I’ve read about the stone carvers in Italy requiring the apprentices to sharpen tools for a year before they could begin to carve. In our society of instant gratification, who can delay the impulse to carve by spending time learning to sharpen tools? I’ll have to confess that my carving experience was no different than those of my carving pals. My first carving tool was a pocket knife that could have been sharper. My first real carving gouges arrived with a very sharp edge. Harold Enlow sold them that way in the late 70′s. I was able to keep them in working order with a leather strop.  I carved without giving much thought to sharpening until 1989 when I actually met Harold and carved with him for 3 days. He pointed out the problem with my tools and something clicked that made me begin to perfect the art/science of sharpening.

I’ve sharpened lots of tools since then. Some of them have belonged to friends. It was great for my learning curve but did nothing for theirs. I started with bench stones and still use them when my motorized sanding belt is too aggressive. There are many methods of sharpening. That tells you there is no one right way to sharpen. It seems like a new device appears every year. Of course it’s always the answer everyone’s been looking for. The magical way to sharpen so you won’t have to actually learn to sharpen. Some are really expensive and, guess what, you still have to learn how to sharpen.

I won’t try to teach sharpening in a blog posting because that just won’t work. Many books and articles have been written on the subject. If you don’t have someone to teach you personally, I would recommend watching an instructional video. I gained confidence by watching Harold. In any case, you’ll never learn unless you practice. How many swimmers do you know that never got wet?

As I wind this post down, I’ll tell of another personal experience related to sharpening. For years I avoided taking a class from a well known and extremely talented carver. He had the reputation of expressing his displeasure of a student’s dull tool by throwing it. I had the opportunity a couple of years ago to take his class in a local venue. By then I was pretty confident in my sharpening skill to risk experiencing his displeasure. The class was very gratifying and a real treat to see this man carve. As he visited my station and used my tools to demonstrate the instruction, he announced that I won the prize for the sharpest tools. What more can I say? It was a very good day.

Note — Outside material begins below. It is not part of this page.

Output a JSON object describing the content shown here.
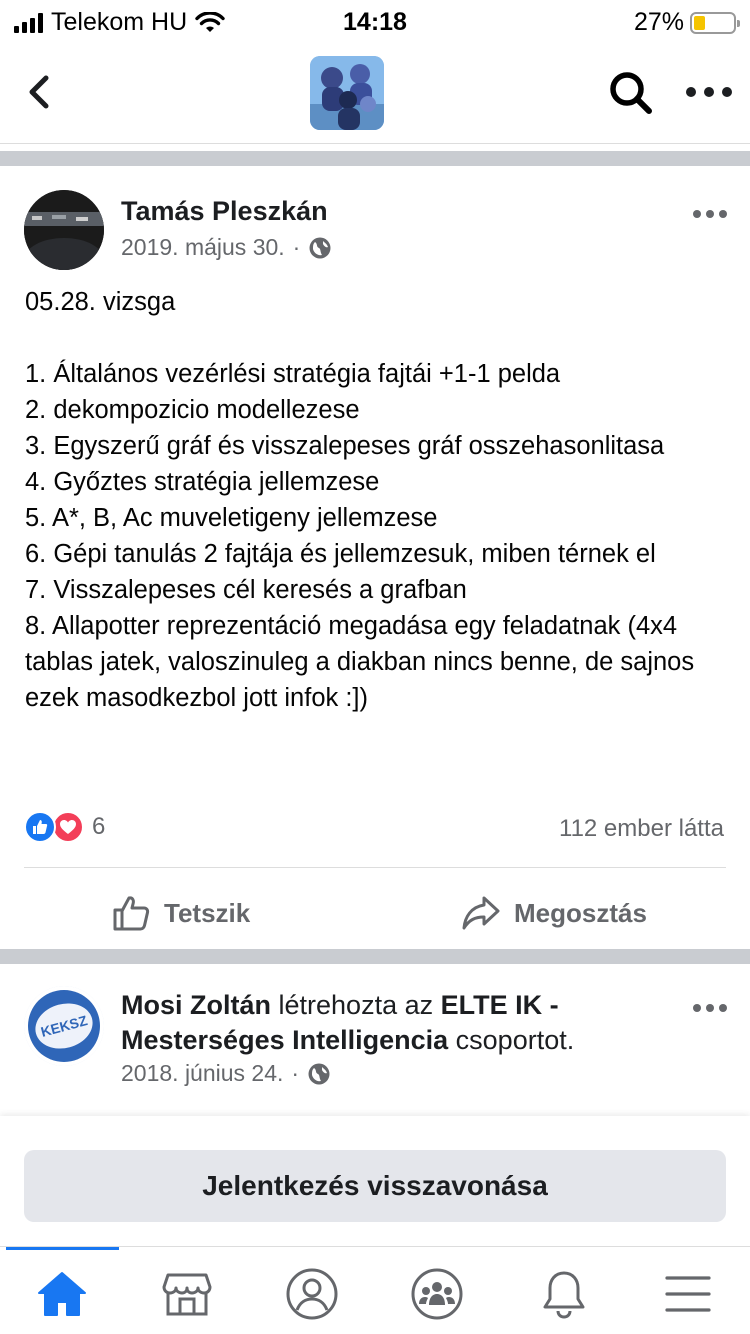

I’ve come a long way from the thought of “carving with sandpaper” but if you’re still reading, I’ll end with another thought. How do chip carvers, who don’t know how to sharpen, finish their work with sandpaper?